SAGAL: You're going to go with the hatchet-wielding bustle-wearing...

SPRECHER: Well, you said that she whacked those bottles.

SAGAL: She did.


SAGAL: Actually, no, she said C: a bulldog running along the feet of Jesus. She was propelled by her religious faith, Ms. Nation was.

ROCCA: Oh my gosh.

SAGAL: Next question: once she got involved in the temperance cause, Mrs. Nation liked to walk into bars and address the bartenders how? Was it A: Good morning, destroyer of men's souls?


SAGAL: B: Man, I would kill for a drink?


SAGAL: Or C: Duck?


SPRECHER: Well, I don't know. Can we go with A or C, but duck, she's got the ax, right, the hatchet?

SAGAL: Yeah.

SPRECHER: I don't know, maybe - OK, all right, the audience is generally right, right?

SAGAL: Always.

SPRECHER: We'll go with the majority. We'll go with A.

SAGAL: You're going to go with A, and they are right and you were right. It was good morning, destroyer of men's souls.



SAGAL: It was only later that she started going in and smashing the bottles with a hatchet.

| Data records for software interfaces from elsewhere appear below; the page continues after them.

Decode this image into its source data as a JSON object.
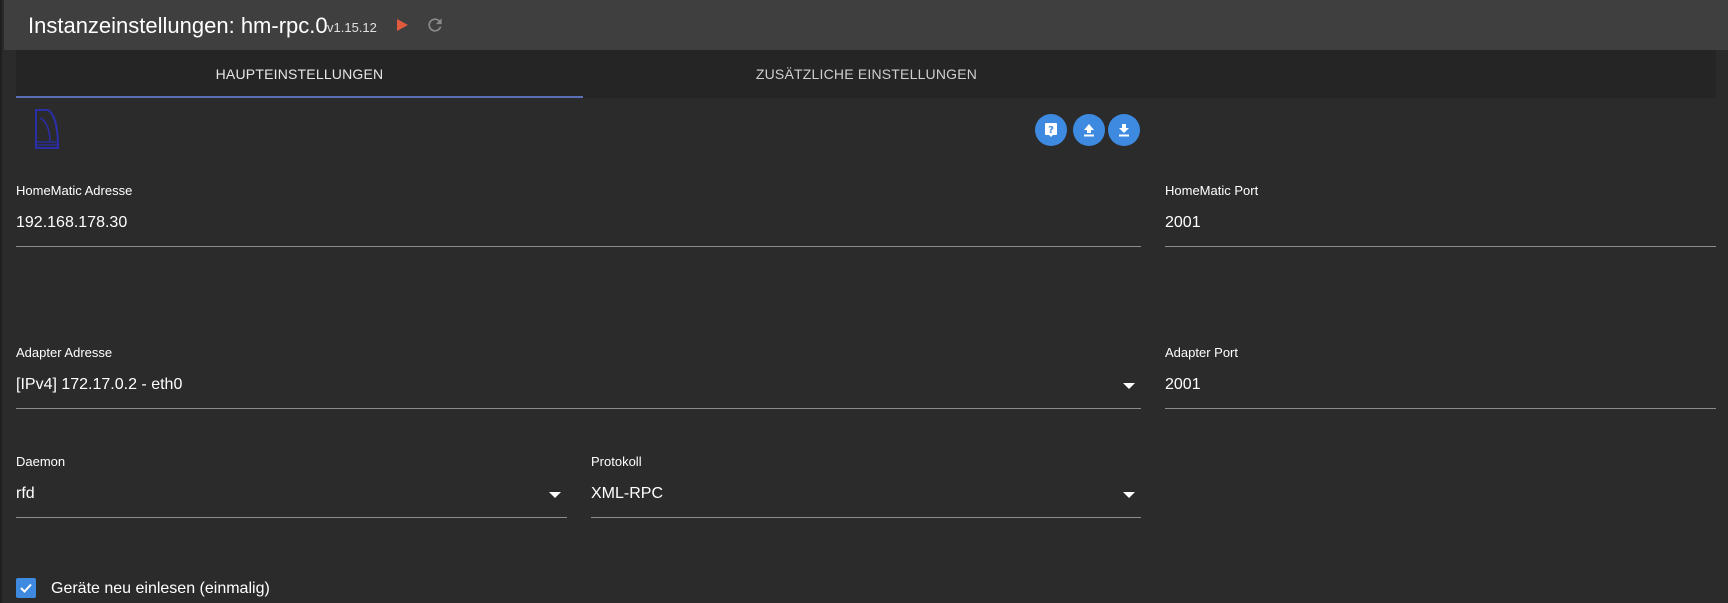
{
  "header": {
    "title": "Instanzeinstellungen: hm-rpc.0",
    "version": "v1.15.12",
    "colors": {
      "play": "#e05a3d",
      "reload": "#8a8a8a"
    }
  },
  "tabs": [
    {
      "label": "HAUPTEINSTELLUNGEN",
      "active": true
    },
    {
      "label": "ZUSÄTZLICHE EINSTELLUNGEN",
      "active": false
    }
  ],
  "actions": {
    "help_icon": "help-icon",
    "upload_icon": "upload-icon",
    "download_icon": "download-icon",
    "accent": "#3d8ae0"
  },
  "fields": {
    "homematic_address": {
      "label": "HomeMatic Adresse",
      "value": "192.168.178.30"
    },
    "homematic_port": {
      "label": "HomeMatic Port",
      "value": "2001"
    },
    "adapter_address": {
      "label": "Adapter Adresse",
      "value": "[IPv4] 172.17.0.2 - eth0"
    },
    "adapter_port": {
      "label": "Adapter Port",
      "value": "2001"
    },
    "daemon": {
      "label": "Daemon",
      "value": "rfd"
    },
    "protocol": {
      "label": "Protokoll",
      "value": "XML-RPC"
    }
  },
  "checkbox": {
    "label": "Geräte neu einlesen (einmalig)",
    "checked": true
  }
}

Later in life, Mrs. Nation needed money to support her activities. How did she raise the money? A: she auctioned off the chance to watch her take a drink?


SAGAL: B: she sold souvenir hatchets? Or C: she sold photos of herself in a swimsuit?


SPRECHER: I'm going to go with B, I think, on that one.

SAGAL: Yeah.

SPRECHER: The swimsuit, who knows what you're going to get there, holy cow.

SAGAL: Oh yeah.


SAGAL: It was 1910, it really wouldn't have done much.

SPRECHER: It could drive you to drinking, you know.

SAGAL: The answer, you're choosing B, selling souvenir hatchets.

SPRECHER: Let's try that one.

SAGAL: That's right, that's what she did.




SAGAL: She was famous for her hatchet, souvenir hatchets.

ROCCA: That's amazing.

SAGAL: Yeah. Carl, how did Randy Sprecher do on our quiz?

KASELL: Randy had two correct answers, so he wins for Dan Sidner.


SAGAL: Well done. Randy Sprecher is the award-winning beer Meister at the Sprecher Brewery here in Milwaukee. Randy Sprecher, thank you so much for joining us.

(SOUNDBITE OF MUSIC) Transcript provided by NPR, Copyright NPR.